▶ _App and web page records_
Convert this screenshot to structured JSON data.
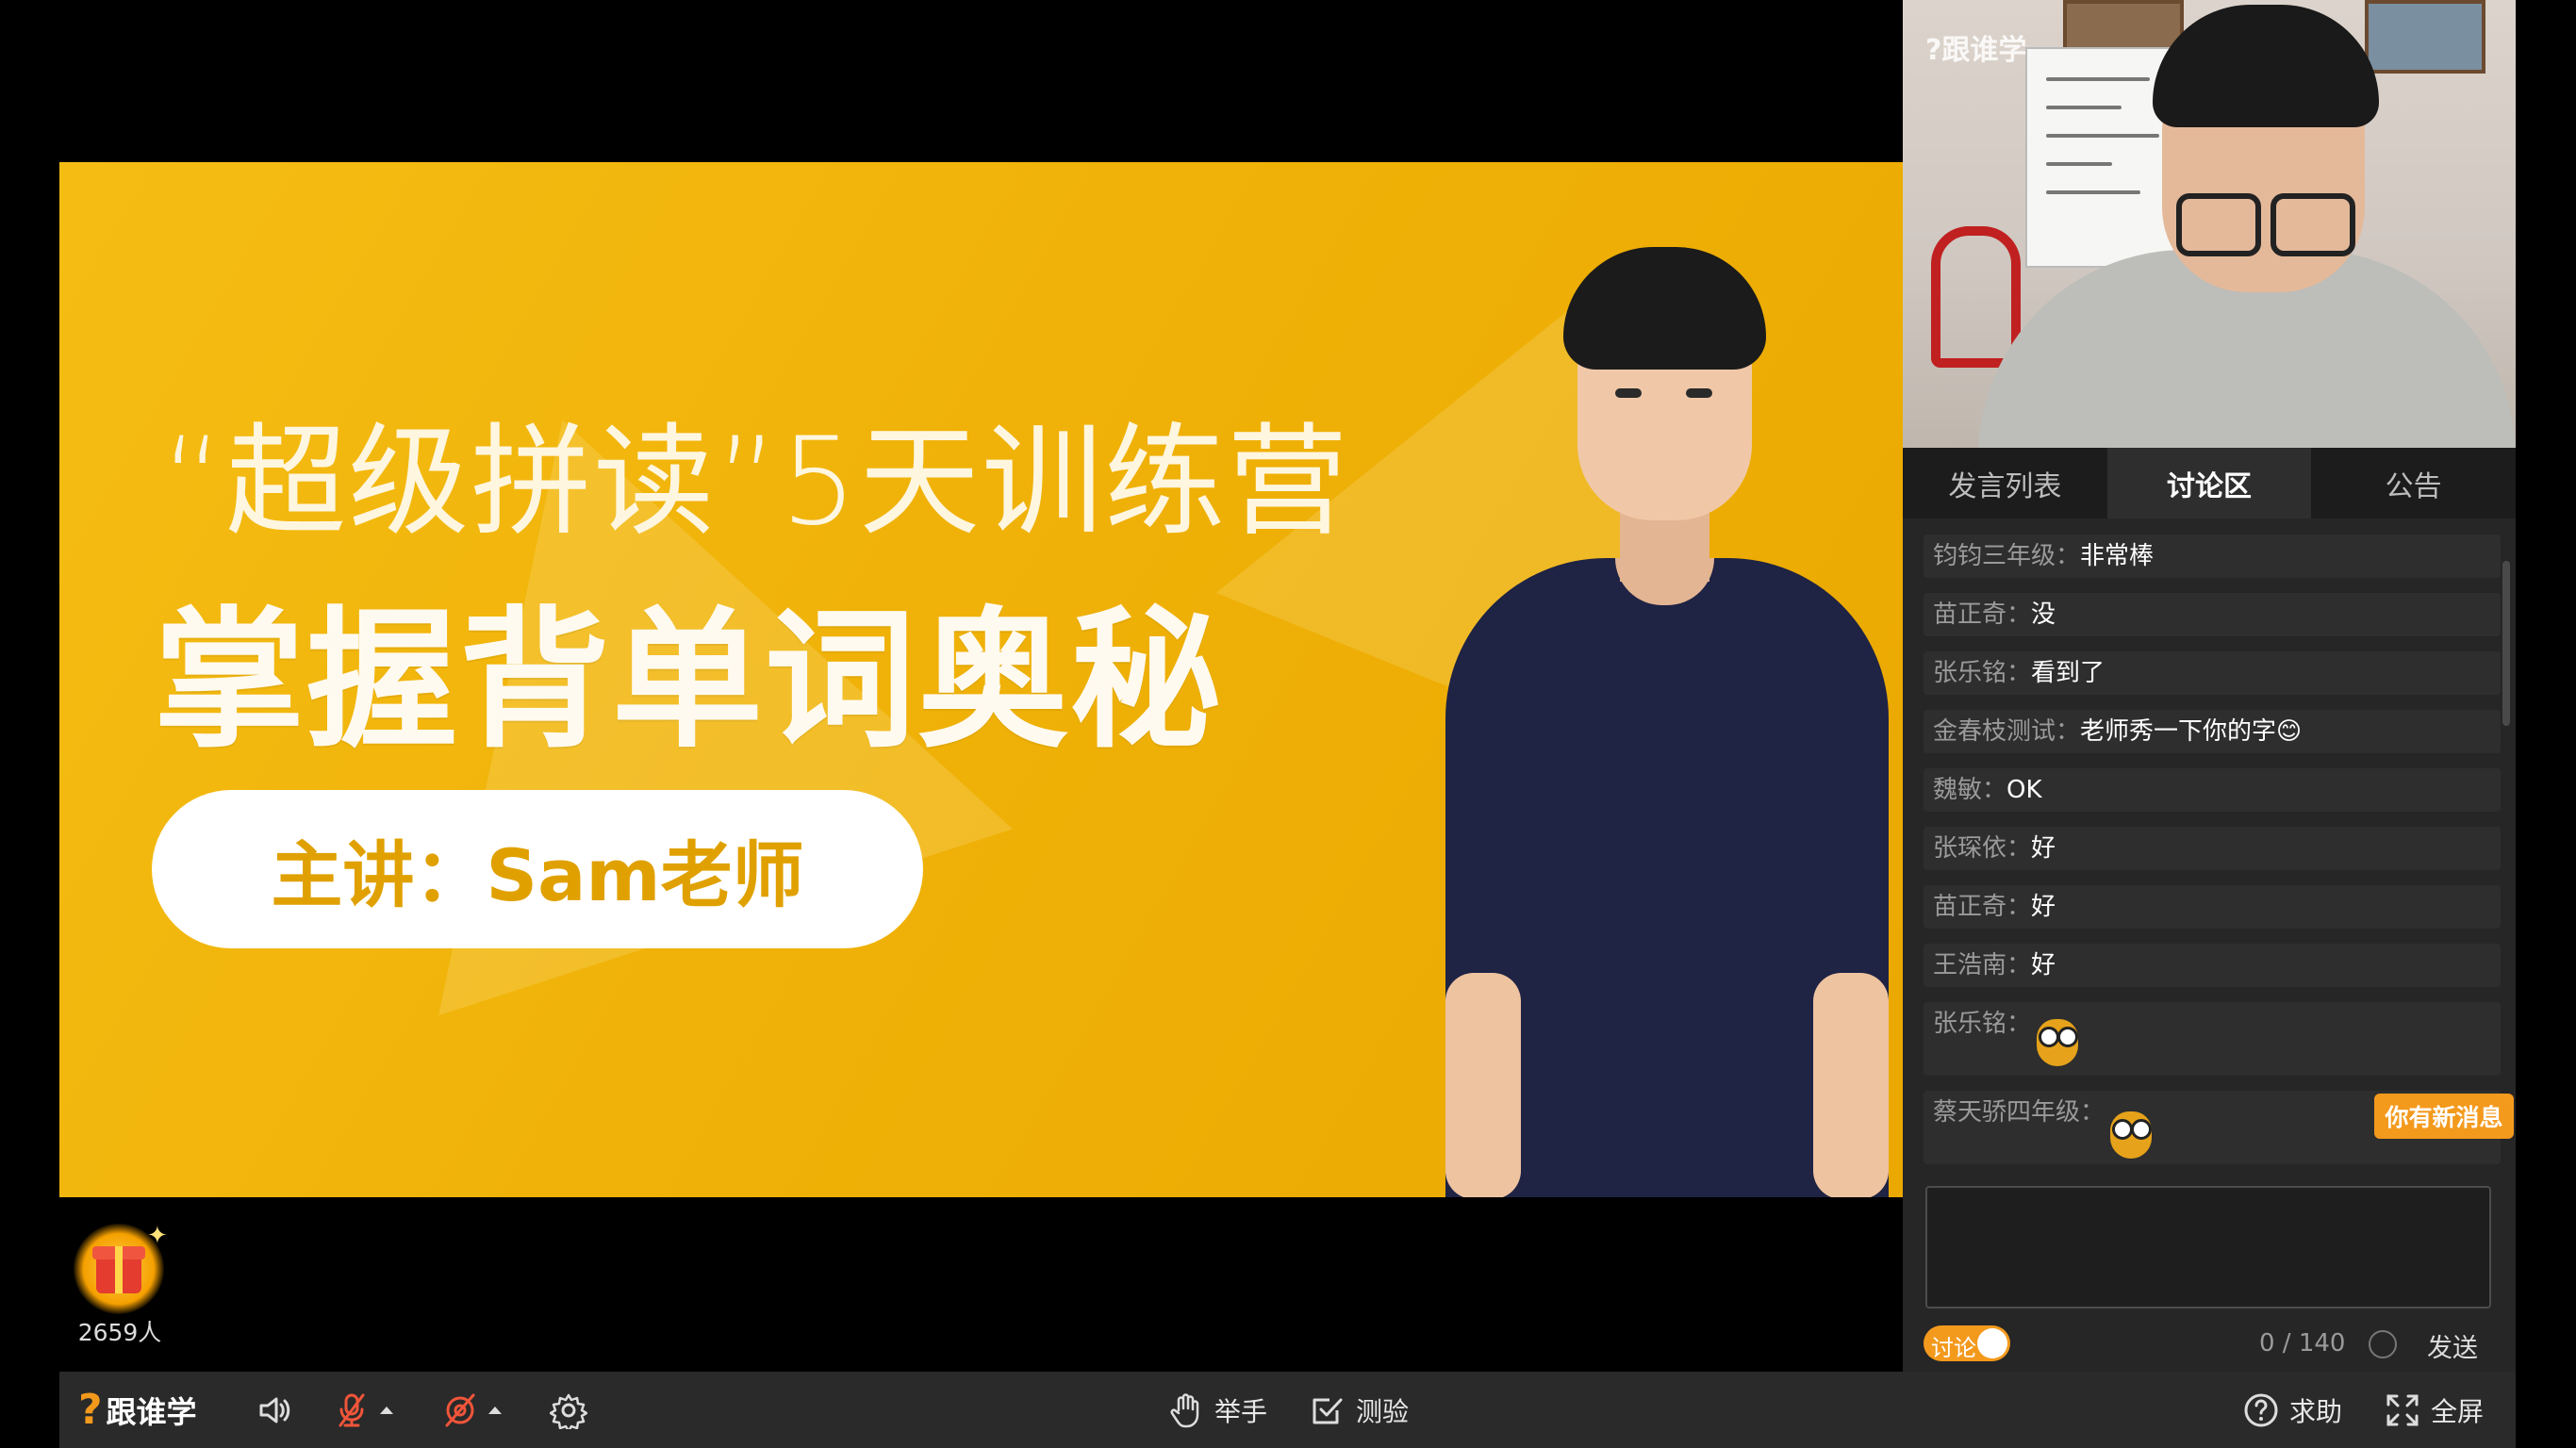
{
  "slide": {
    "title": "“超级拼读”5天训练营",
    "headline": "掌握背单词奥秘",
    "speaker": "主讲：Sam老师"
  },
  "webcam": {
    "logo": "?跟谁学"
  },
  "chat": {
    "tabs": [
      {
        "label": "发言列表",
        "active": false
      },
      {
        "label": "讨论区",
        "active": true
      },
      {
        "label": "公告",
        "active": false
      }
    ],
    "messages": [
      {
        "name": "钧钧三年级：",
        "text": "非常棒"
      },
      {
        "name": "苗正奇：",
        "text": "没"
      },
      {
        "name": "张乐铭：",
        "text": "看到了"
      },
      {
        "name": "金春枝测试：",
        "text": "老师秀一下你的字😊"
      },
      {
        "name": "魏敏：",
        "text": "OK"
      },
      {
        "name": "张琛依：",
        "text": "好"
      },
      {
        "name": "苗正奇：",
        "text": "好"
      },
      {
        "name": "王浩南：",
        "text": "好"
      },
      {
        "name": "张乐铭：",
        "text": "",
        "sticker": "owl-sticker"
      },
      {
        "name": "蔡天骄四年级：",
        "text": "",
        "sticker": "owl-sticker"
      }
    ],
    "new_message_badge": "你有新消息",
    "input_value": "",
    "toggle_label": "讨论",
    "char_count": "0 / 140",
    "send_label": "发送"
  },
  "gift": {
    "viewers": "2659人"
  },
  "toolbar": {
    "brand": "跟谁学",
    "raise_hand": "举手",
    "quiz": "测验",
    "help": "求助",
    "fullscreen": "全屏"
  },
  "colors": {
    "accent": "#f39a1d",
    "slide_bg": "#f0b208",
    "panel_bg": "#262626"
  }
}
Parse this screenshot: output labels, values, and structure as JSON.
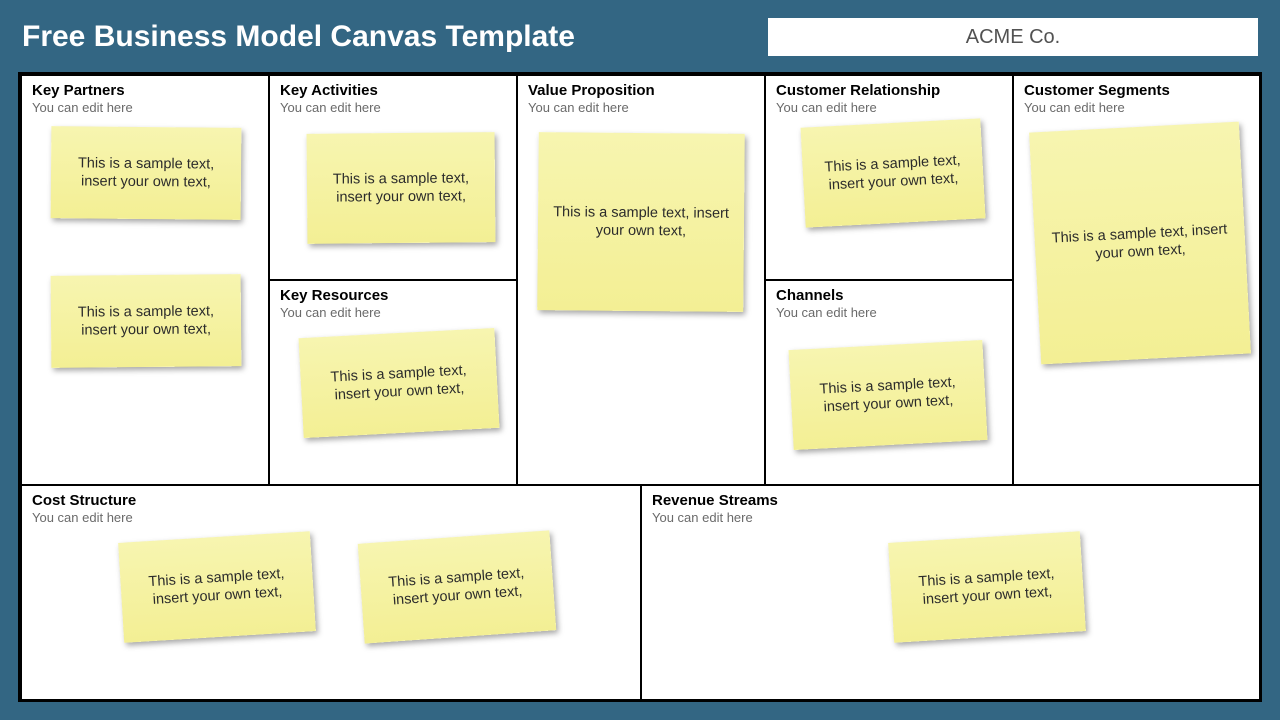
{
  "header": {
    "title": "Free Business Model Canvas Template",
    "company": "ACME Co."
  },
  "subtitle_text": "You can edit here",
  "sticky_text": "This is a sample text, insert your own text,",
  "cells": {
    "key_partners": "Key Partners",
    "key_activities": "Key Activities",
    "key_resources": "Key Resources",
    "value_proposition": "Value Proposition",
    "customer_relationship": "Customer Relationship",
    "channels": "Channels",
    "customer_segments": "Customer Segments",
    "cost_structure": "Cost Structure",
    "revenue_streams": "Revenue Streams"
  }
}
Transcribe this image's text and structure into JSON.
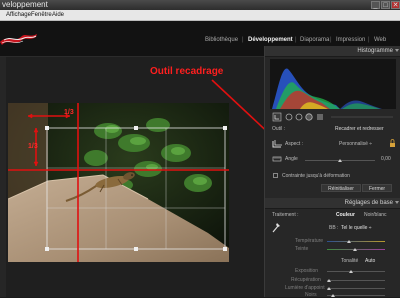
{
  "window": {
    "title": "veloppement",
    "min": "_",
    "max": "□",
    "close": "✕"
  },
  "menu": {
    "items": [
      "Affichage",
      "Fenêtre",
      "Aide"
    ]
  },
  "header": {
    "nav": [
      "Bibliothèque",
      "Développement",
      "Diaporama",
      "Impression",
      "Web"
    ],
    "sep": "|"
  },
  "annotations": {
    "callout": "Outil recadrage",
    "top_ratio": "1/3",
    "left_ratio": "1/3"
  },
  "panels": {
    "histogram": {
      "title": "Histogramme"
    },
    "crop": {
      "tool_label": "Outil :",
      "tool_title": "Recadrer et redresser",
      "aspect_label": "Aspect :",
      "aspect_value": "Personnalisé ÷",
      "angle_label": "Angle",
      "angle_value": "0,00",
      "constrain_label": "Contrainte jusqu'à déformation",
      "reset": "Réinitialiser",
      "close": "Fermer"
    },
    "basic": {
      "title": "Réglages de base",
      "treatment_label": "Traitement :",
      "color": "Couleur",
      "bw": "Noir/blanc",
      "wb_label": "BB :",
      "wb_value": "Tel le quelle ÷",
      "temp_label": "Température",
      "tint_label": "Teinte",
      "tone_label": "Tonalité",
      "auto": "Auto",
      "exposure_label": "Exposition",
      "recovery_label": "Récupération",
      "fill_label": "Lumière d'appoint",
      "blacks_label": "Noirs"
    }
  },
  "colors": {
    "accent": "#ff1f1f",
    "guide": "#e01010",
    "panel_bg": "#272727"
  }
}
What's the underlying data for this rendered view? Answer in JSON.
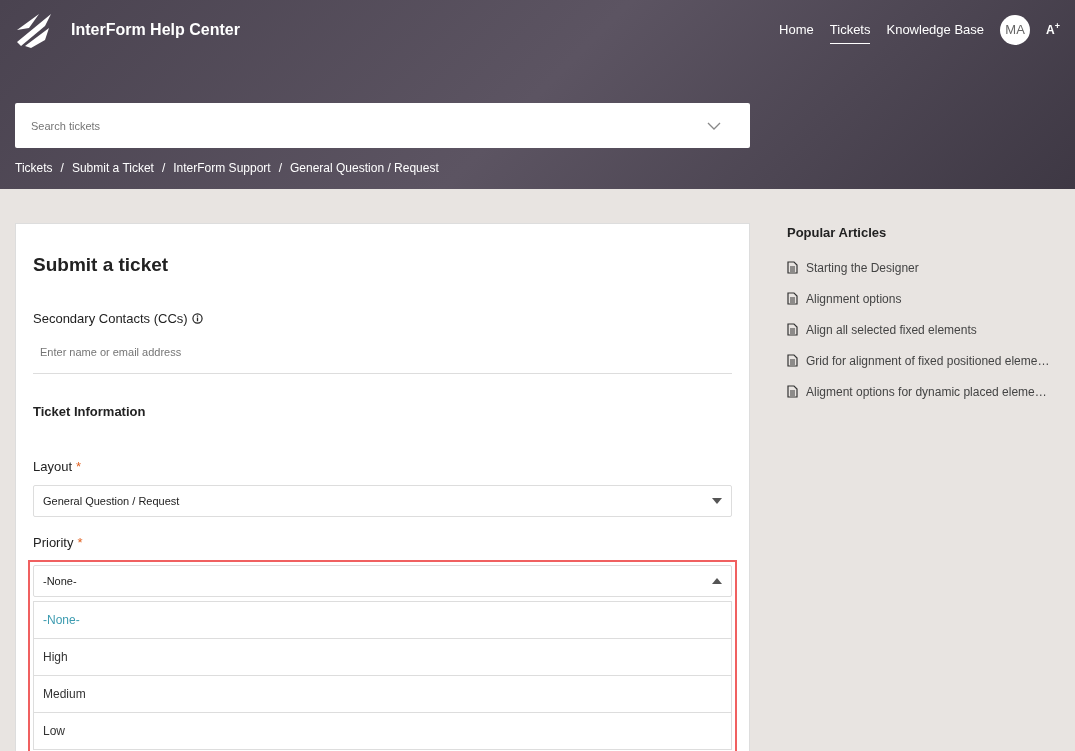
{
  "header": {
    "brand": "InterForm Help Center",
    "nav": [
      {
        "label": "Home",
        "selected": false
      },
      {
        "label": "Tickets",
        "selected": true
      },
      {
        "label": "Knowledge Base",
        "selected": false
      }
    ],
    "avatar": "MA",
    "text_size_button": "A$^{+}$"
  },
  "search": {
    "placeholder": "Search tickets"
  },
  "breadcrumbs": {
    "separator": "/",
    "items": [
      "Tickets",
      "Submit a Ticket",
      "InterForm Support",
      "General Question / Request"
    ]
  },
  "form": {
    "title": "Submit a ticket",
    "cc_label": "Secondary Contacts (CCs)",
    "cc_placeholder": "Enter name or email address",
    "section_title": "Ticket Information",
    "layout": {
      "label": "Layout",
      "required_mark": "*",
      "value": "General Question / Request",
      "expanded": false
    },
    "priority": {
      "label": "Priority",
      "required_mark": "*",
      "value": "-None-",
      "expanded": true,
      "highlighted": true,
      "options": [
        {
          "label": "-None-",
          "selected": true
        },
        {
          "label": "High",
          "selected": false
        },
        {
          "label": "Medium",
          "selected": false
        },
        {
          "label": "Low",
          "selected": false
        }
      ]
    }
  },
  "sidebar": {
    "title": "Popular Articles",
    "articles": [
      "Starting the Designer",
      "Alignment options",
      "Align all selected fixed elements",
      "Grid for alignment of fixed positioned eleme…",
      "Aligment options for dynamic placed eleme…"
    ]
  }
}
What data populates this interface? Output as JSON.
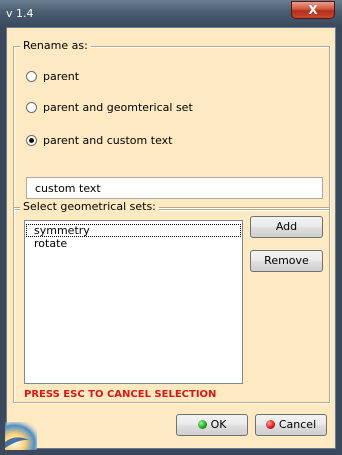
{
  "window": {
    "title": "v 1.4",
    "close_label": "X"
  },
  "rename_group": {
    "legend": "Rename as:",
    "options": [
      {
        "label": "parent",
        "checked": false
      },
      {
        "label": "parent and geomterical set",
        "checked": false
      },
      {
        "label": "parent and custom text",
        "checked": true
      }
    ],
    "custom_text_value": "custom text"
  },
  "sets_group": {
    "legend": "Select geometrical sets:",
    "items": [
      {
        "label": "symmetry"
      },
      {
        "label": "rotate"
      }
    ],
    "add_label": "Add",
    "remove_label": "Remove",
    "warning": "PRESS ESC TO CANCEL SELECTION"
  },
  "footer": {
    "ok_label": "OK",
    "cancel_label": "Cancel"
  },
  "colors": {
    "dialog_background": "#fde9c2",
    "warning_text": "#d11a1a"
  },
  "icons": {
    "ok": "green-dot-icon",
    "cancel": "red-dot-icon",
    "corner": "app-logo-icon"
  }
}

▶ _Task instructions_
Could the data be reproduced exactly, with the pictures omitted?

▶ _Answer box_
Convert this screenshot to structured JSON data.
{
  "slide": {
    "title": "“超级拼读”5天训练营",
    "headline": "掌握背单词奥秘",
    "speaker": "主讲：Sam老师"
  },
  "webcam": {
    "logo": "?跟谁学"
  },
  "chat": {
    "tabs": [
      {
        "label": "发言列表",
        "active": false
      },
      {
        "label": "讨论区",
        "active": true
      },
      {
        "label": "公告",
        "active": false
      }
    ],
    "messages": [
      {
        "name": "钧钧三年级：",
        "text": "非常棒"
      },
      {
        "name": "苗正奇：",
        "text": "没"
      },
      {
        "name": "张乐铭：",
        "text": "看到了"
      },
      {
        "name": "金春枝测试：",
        "text": "老师秀一下你的字😊"
      },
      {
        "name": "魏敏：",
        "text": "OK"
      },
      {
        "name": "张琛依：",
        "text": "好"
      },
      {
        "name": "苗正奇：",
        "text": "好"
      },
      {
        "name": "王浩南：",
        "text": "好"
      },
      {
        "name": "张乐铭：",
        "text": "",
        "sticker": "owl-sticker"
      },
      {
        "name": "蔡天骄四年级：",
        "text": "",
        "sticker": "owl-sticker"
      }
    ],
    "new_message_badge": "你有新消息",
    "input_value": "",
    "toggle_label": "讨论",
    "char_count": "0 / 140",
    "send_label": "发送"
  },
  "gift": {
    "viewers": "2659人"
  },
  "toolbar": {
    "brand": "跟谁学",
    "raise_hand": "举手",
    "quiz": "测验",
    "help": "求助",
    "fullscreen": "全屏"
  },
  "colors": {
    "accent": "#f39a1d",
    "slide_bg": "#f0b208",
    "panel_bg": "#262626"
  }
}
Parse this screenshot: output labels, values, and structure as JSON.
{
  "header": {
    "title": "Free Business Model Canvas Template",
    "company": "ACME Co."
  },
  "subtitle_text": "You can edit here",
  "sticky_text": "This is a sample text, insert your own text,",
  "cells": {
    "key_partners": "Key Partners",
    "key_activities": "Key Activities",
    "key_resources": "Key Resources",
    "value_proposition": "Value Proposition",
    "customer_relationship": "Customer Relationship",
    "channels": "Channels",
    "customer_segments": "Customer Segments",
    "cost_structure": "Cost Structure",
    "revenue_streams": "Revenue Streams"
  }
}
Transcribe this image's text and structure into JSON.
{
  "window": {
    "title": "veloppement",
    "min": "_",
    "max": "□",
    "close": "✕"
  },
  "menu": {
    "items": [
      "Affichage",
      "Fenêtre",
      "Aide"
    ]
  },
  "header": {
    "nav": [
      "Bibliothèque",
      "Développement",
      "Diaporama",
      "Impression",
      "Web"
    ],
    "sep": "|"
  },
  "annotations": {
    "callout": "Outil recadrage",
    "top_ratio": "1/3",
    "left_ratio": "1/3"
  },
  "panels": {
    "histogram": {
      "title": "Histogramme"
    },
    "crop": {
      "tool_label": "Outil :",
      "tool_title": "Recadrer et redresser",
      "aspect_label": "Aspect :",
      "aspect_value": "Personnalisé ÷",
      "angle_label": "Angle",
      "angle_value": "0,00",
      "constrain_label": "Contrainte jusqu'à déformation",
      "reset": "Réinitialiser",
      "close": "Fermer"
    },
    "basic": {
      "title": "Réglages de base",
      "treatment_label": "Traitement :",
      "color": "Couleur",
      "bw": "Noir/blanc",
      "wb_label": "BB :",
      "wb_value": "Tel le quelle ÷",
      "temp_label": "Température",
      "tint_label": "Teinte",
      "tone_label": "Tonalité",
      "auto": "Auto",
      "exposure_label": "Exposition",
      "recovery_label": "Récupération",
      "fill_label": "Lumière d'appoint",
      "blacks_label": "Noirs"
    }
  },
  "colors": {
    "accent": "#ff1f1f",
    "guide": "#e01010",
    "panel_bg": "#272727"
  }
}
What's the underlying data for this rendered view? Answer in JSON.
{
  "header": {
    "brand": "InterForm Help Center",
    "nav": [
      {
        "label": "Home",
        "selected": false
      },
      {
        "label": "Tickets",
        "selected": true
      },
      {
        "label": "Knowledge Base",
        "selected": false
      }
    ],
    "avatar": "MA",
    "text_size_button": "A$^{+}$"
  },
  "search": {
    "placeholder": "Search tickets"
  },
  "breadcrumbs": {
    "separator": "/",
    "items": [
      "Tickets",
      "Submit a Ticket",
      "InterForm Support",
      "General Question / Request"
    ]
  },
  "form": {
    "title": "Submit a ticket",
    "cc_label": "Secondary Contacts (CCs)",
    "cc_placeholder": "Enter name or email address",
    "section_title": "Ticket Information",
    "layout": {
      "label": "Layout",
      "required_mark": "*",
      "value": "General Question / Request",
      "expanded": false
    },
    "priority": {
      "label": "Priority",
      "required_mark": "*",
      "value": "-None-",
      "expanded": true,
      "highlighted": true,
      "options": [
        {
          "label": "-None-",
          "selected": true
        },
        {
          "label": "High",
          "selected": false
        },
        {
          "label": "Medium",
          "selected": false
        },
        {
          "label": "Low",
          "selected": false
        }
      ]
    }
  },
  "sidebar": {
    "title": "Popular Articles",
    "articles": [
      "Starting the Designer",
      "Alignment options",
      "Align all selected fixed elements",
      "Grid for alignment of fixed positioned eleme…",
      "Aligment options for dynamic placed eleme…"
    ]
  }
}
What data populates this interface? Output as JSON.
{
  "window": {
    "title": "v 1.4",
    "close_label": "X"
  },
  "rename_group": {
    "legend": "Rename as:",
    "options": [
      {
        "label": "parent",
        "checked": false
      },
      {
        "label": "parent and geomterical set",
        "checked": false
      },
      {
        "label": "parent and custom text",
        "checked": true
      }
    ],
    "custom_text_value": "custom text"
  },
  "sets_group": {
    "legend": "Select geometrical sets:",
    "items": [
      {
        "label": "symmetry"
      },
      {
        "label": "rotate"
      }
    ],
    "add_label": "Add",
    "remove_label": "Remove",
    "warning": "PRESS ESC TO CANCEL SELECTION"
  },
  "footer": {
    "ok_label": "OK",
    "cancel_label": "Cancel"
  },
  "colors": {
    "dialog_background": "#fde9c2",
    "warning_text": "#d11a1a"
  },
  "icons": {
    "ok": "green-dot-icon",
    "cancel": "red-dot-icon",
    "corner": "app-logo-icon"
  }
}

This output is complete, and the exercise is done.